The epazote herb is commonly used in the cuisines and traditional medicines of central and southern Mexico and Guatemala. Epazote has a strong taste and aroma, so not everyone takes to it right away. It can be somewhat of an acquired taste, but it adds a wonderful rustic layer of flavor to many dishes. While it is best to use fresh epazote, the dried form can be used if no fresh herbs are available. The peak season for the herb is in winter, but it is available year-round.
What Is Epazote?
Epazote (pronounced eh-pah-ZOH-teh) is an aromatic herb; both the fresh leaves and tender stems are used in cooking. The epazote plant is a leafy annual or short-lived perennial plant that can reach 4 feet in height. Its dark green, long, slender, jagged leaves end in a point. The flowers are green and very small; they produce thousands of tiny seeds. As an herb, it is suitable for gluten-free, vegan, vegetarian, and paleo diets.
Native to Central America, epazote has been grown for culinary and medicinal purposes for countless generations. This herb is used in everyday cooking in the southern Mexican state of Oaxaca and the Yucatan Peninsula among the Mayan-speaking peoples. Epazote has spread as a weed (growing in empty lots and by roadsides) throughout a large part of North and South America and even into Europe and Asia.
The word epazote derives from Nahuatl, the language spoken by Mexican Aztecs and their ancestors. A literal translation to English would be something like “stinky sweat” (not very appetizing!). In some parts of Mexico and Guatemala, the plant is called pazote, ipasote, apazote, hierba hedionda (“stinky weed”), pazoli, and pizate, In Peru, it is known as paico, a word that comes from Quechua. In English it is sometimes called goosefoot, skunk weed, wormseed, or Mexican tea; the last two of these terms allude to its medicinal use to combat intestinal parasites.
What Does It Taste Like?
Epazote has a somewhat pungent flavor profile and is described by many as “medicinal." It has notes of oregano, anise, citrus, mint, and even tar or creosote. The most flavor is provided by the fresh leaves and stems, and older leaves have a stronger flavor.
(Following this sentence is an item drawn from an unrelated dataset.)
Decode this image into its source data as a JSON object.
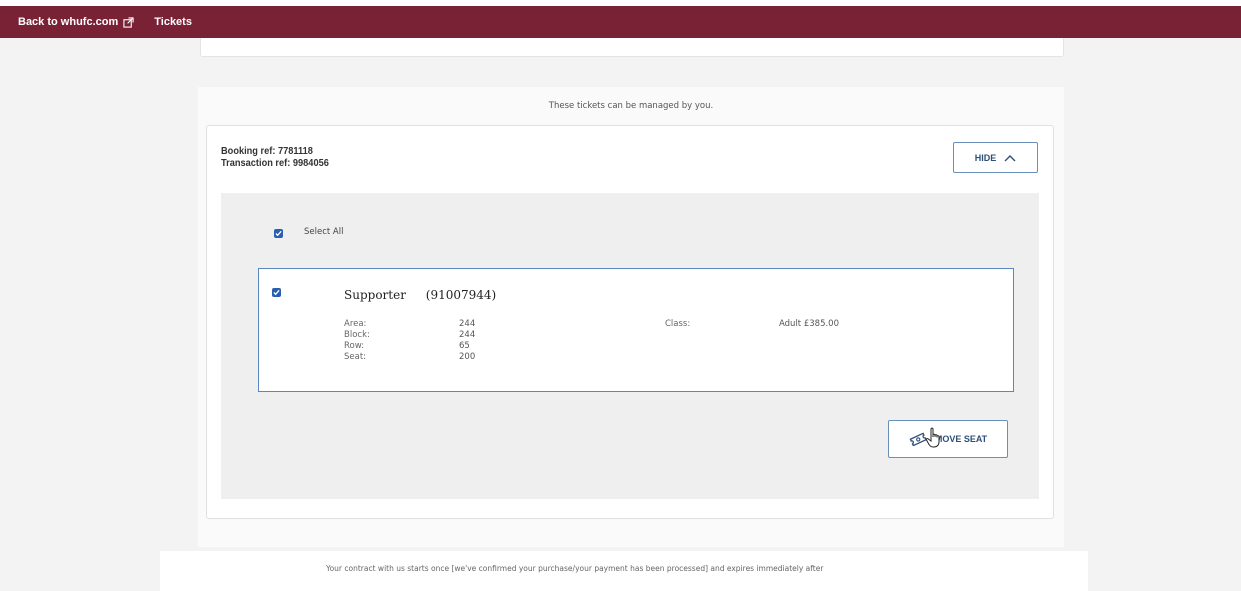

Dried epazote is available, but as with cilantro, the flavor is much reduced in the dried form.
Cooking With Epazote
The flavor compounds in epazote do not stand up to heating for a long time, so the herb is added to dishes near the end of cooking. The tender leaves and stems are used, with fresh being preferred, but dried can be substituted. One teaspoon of the dried herb is the equivalent of one fresh stem. Aside from its function as a flavoring, epazote is also purported to reduce the gas and bloating experienced by many when eating beans and cruciferous vegetables.
Recipes With Epazote
Epazote is most frequently used to season frijoles de la olla (pot beans), especially when they are black beans. It is also common in stews and rustic dishes made with mushrooms or corn. A sprig of the herb is often used inside a quesadilla made with corn tortillas.
Where to Buy Epazote
Leaves and stems of this plant are used almost exclusively in its fresh form in its native land. Bunches of it can be purchased in some Mexican grocery stores or farmers markets. If you can’t get it fresh, grow your own; it is an easy-to-grow and hearty annual. Epazote seeds are available online if they aren't stocked at your local garden center.
If you are unable to get it fresh and can’t grow it, then at least try to get some of the herbs in dried form. You are most likely to find these at a Mexican grocery store or in the Hispanic foods section of a well-stocked supermarket. The flavor of the dried form of this herb will be much less intense, but it will give you an authentic Mexican flavor profile that you can’t get anywhere else.
Store fresh epazote either by placing the stems in a glass of water (like cut flowers), or wrap the leaves in a damp paper towel and place it into an unsealed plastic bag. You can freeze leaves of epazote in an ice cube tray filled with water. One frozen cube will give you the usual amount called for in most recipes.